The recommendation also says that discussions with the respective municipalities of Albert Head Lagoon and Island View Beach – two locations not on CRD land – will be had about the feasibility of parking fees as well.
But Wayne Cox, with the Friends of Island View Beach, says he thinks the idea of adding pay parking at any CRD park is outrageous, especially during a pandemic when so many people are using parks as a chance to safely leave their homes and get fresh air and exercise.
“We think it’s outrageous and frankly very insensitive at this time of COVID,” he said.
“The only way to get to most of our regional parks is in a car so they’ve got a captive audience and a lot of people it’s going to be a struggle for them, a lot of seniors use our parks, families come out on the weekends,” he said.
On Monday night, Central Saanich Councillor Carl Jensen announced on Twitter a motion stating Central Saanich is not in favour of the CRD charging parking fees at any of its regional parks, including Island View Beach, passed unanimously.
BREAKING: #csaan Council motion passes unanimously stating that @CSaanich NOT in favour of the #CRD charging fees for #parking at ANY of its Regional Parks (including Island View Beach). @CSaanichMayor @NiallPaltiel @bob4council @gord_newton @cfax1070 @PeninsulaNews @CHEK_News pic.twitter.com/IT16bDwyWn
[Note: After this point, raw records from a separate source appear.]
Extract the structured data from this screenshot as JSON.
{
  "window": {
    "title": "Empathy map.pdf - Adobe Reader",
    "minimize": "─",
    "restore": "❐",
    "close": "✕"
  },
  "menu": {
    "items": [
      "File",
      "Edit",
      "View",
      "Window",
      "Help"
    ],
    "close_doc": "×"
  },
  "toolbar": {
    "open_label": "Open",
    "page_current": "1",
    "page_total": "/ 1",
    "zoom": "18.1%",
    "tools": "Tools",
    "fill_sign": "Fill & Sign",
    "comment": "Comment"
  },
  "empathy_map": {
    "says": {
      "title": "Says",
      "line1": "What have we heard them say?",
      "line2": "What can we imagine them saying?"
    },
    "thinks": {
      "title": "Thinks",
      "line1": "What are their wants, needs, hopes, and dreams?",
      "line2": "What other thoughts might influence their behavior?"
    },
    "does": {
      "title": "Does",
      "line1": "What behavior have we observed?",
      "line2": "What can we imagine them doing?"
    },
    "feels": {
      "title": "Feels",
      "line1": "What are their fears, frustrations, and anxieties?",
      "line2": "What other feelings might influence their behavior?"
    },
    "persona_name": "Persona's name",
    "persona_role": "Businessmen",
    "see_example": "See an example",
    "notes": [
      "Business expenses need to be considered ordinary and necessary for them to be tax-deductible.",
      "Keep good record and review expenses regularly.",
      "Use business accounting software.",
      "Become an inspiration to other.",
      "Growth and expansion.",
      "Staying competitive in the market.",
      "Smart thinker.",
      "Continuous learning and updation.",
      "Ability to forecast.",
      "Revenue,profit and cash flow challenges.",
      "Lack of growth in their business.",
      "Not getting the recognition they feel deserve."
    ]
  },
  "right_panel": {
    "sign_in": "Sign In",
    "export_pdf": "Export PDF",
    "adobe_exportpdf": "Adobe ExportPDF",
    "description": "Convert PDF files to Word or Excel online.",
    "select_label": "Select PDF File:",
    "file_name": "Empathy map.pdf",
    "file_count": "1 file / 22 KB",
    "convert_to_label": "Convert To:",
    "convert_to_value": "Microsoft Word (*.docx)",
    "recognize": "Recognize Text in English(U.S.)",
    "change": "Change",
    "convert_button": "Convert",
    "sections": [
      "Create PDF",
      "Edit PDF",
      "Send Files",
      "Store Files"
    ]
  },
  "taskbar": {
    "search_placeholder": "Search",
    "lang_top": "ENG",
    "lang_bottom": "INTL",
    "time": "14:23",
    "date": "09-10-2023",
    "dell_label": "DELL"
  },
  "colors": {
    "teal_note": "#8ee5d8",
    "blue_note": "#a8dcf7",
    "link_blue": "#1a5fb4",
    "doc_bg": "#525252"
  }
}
— Carl I. Jensen (He/Him) (@carloncouncil) February 23, 2021
Mersereau says the board is very aware that adding or increasing parking fees could create a barrier for those with lower incomes.
“It would need to be monitored carefully to make sure it isn’t having the impact of making our parks exclusive and not available to a segment of our population that we also need to serve,” she said.
The proposal will be discussed on Wednesday, Feb. 24.